WILLIAM DREGHORN The Antiquities of Turkish Nicosia
Fragment about Nicosia from The Antiquities of Turkish Nicosia
It is very likely that Paleolithic Man arrived in Cyprus a few hundred thousand years ago, but up to the present no definite sites have been located. About eight thousand years ago the Neolithic people came to the island probably from an area between sout h eastern Turkey and Syria. They led a settled life and were the first to build villages in this island. A few thousand years later, some Bronze age folk had a small settlement on the banks of the Pedhios River near Nicosia, but of course the only records are in the form of pottery and artifacts. About 800 B.C. mention is made of a town called Ledra in central Cyprus, although there is no archaeological evidence. Towns were established on the coast, but inland, the sites were on river banks at good crossi ng points. The river which flows through Nicosia is not a perennial one and it is better described as a wadi. There are no rivers in Cyprus which flow all the year round.

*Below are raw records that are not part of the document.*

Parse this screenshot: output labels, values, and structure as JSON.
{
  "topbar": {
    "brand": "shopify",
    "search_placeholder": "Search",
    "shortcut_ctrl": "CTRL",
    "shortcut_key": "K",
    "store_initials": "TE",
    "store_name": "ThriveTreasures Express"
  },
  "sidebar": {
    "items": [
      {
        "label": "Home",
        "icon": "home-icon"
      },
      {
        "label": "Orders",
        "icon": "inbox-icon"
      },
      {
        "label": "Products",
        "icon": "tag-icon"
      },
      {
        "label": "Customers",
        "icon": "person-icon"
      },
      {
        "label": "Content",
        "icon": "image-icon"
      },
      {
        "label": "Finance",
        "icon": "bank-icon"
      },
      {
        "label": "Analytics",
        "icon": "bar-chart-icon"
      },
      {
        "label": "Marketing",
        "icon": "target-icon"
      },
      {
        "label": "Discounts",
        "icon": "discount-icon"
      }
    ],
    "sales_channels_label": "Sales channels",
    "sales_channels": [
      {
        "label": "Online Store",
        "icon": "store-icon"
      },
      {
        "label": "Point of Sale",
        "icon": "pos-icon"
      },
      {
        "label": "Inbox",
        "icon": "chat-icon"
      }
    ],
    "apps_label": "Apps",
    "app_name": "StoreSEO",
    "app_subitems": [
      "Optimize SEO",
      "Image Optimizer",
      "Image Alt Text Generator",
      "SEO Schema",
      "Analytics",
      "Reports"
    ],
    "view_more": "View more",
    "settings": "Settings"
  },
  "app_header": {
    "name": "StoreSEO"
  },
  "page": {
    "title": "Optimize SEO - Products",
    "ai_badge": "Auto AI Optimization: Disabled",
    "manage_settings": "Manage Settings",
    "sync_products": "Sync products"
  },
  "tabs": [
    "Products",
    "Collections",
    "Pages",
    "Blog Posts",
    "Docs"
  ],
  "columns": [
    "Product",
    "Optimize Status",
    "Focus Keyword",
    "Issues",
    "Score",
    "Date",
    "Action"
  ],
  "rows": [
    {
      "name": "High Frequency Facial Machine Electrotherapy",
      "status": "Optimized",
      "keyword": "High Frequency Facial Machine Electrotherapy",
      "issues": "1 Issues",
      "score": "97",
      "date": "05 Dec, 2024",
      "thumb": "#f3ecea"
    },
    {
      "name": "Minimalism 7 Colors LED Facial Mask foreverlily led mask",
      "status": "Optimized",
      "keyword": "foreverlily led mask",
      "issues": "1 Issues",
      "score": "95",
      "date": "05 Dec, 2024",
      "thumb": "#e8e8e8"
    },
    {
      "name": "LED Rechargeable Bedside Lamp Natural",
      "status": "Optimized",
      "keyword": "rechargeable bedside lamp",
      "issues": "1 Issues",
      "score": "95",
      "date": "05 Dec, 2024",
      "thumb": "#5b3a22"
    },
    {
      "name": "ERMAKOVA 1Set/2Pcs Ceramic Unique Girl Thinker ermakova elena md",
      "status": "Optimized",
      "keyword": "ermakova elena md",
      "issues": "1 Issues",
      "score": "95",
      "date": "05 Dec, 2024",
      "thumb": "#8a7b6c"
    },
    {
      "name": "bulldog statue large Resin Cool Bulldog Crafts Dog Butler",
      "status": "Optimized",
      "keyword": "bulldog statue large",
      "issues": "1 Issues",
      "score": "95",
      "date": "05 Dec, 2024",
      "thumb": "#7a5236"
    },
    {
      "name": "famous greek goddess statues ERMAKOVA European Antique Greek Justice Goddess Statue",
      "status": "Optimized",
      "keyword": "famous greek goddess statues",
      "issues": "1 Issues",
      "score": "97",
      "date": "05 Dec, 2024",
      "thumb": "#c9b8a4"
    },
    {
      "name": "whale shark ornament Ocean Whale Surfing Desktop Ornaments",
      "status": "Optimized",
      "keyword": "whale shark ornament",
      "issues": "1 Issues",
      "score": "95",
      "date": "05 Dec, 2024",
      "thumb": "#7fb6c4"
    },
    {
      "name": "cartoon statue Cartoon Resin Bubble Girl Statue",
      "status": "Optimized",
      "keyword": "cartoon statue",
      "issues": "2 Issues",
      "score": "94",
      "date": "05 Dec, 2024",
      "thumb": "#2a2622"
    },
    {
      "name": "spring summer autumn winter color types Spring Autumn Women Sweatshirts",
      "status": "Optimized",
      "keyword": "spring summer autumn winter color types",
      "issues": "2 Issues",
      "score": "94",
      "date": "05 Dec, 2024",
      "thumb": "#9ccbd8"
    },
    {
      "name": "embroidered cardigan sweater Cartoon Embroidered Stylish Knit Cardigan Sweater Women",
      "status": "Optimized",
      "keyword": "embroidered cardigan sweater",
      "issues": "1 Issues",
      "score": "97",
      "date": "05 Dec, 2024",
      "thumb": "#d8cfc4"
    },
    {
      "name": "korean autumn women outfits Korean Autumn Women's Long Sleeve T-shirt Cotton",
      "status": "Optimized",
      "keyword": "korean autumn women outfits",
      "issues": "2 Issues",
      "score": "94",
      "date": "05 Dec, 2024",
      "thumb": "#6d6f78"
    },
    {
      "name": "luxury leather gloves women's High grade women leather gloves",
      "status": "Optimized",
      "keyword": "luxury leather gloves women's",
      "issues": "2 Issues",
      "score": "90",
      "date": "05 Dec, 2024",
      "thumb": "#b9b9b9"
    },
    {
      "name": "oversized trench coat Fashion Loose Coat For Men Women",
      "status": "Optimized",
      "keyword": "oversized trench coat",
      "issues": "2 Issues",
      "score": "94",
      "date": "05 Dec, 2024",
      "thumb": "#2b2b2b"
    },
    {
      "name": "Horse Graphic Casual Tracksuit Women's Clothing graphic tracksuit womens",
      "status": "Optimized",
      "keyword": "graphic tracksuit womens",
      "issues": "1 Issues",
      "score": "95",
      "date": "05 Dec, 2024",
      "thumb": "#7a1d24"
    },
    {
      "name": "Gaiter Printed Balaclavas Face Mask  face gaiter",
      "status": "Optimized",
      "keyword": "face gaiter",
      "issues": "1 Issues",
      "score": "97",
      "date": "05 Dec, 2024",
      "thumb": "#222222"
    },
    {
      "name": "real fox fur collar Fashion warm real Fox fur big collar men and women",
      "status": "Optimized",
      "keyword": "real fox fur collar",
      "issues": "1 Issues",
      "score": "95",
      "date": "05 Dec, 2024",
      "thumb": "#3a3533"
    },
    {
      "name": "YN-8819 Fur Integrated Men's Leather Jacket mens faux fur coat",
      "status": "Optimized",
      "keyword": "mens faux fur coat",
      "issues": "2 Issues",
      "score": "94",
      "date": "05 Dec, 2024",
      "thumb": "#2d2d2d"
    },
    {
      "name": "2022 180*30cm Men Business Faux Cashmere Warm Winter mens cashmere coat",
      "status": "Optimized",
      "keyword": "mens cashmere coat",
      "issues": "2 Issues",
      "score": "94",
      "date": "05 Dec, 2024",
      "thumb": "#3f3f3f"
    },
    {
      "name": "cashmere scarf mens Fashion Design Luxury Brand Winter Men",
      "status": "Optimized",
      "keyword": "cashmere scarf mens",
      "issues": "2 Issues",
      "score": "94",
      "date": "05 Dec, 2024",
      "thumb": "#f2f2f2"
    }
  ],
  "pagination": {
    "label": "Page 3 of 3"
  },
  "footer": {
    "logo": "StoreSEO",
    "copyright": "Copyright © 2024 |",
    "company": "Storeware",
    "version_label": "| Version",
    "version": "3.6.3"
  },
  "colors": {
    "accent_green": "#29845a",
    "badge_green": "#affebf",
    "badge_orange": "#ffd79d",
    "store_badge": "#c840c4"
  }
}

Nicosia lies in the geographical centre of a vast plain called the Mesaoria, meaning between the mountains, i.e. Kyrenia and Troodos mountains. We see this plain today as an almost treeless prairie and it is very difficult to believe that as late as the f ifteenth century, it was well forested. Records of the 1340 period describe the great sport of hunting done by the kings and nobles who lived in their NICOSIA palaces. What did they hunt'? Probably deer, wild goats and the mouflon.
By the 16th century, most of the wild animals were hunted to near extinction, but the mouflon escaped by retreating to the Troodos mountains. The forests were now cleared for agriculture, chiefly for the growing of grain. In classical times Cyprus expor ted wheat to Greece. lt is well known that forests attract rainfall, and so with their disappearance, the Mesaoria became a semi-desert, but along with this interference by Man there has been a change of climate.
Descriptions of Nicosia by a traveler in I2I 1 A.D. reveal that the city was a great religious centre, the seat of an archbishopric, had a strongly built castle, many palaces, and, most surprising of all, the walls had a circuit of seven miles. It must have really been a very large village, very spread out because of the large garde ns that everybody had in many parts of old Nicosia today, there are houses with unusually large gardens, when one considers the narrow streets, and so we have here a relic of the M idle Ages. All the mediaeval houses were pulled down and the only ancient monuments of those times are the Selimiye mosque, (St. Sophia), the Bedestan and the Hadiar Pasha mosque. (St. Katherines). Buildings come and go, but gardens go on for ever.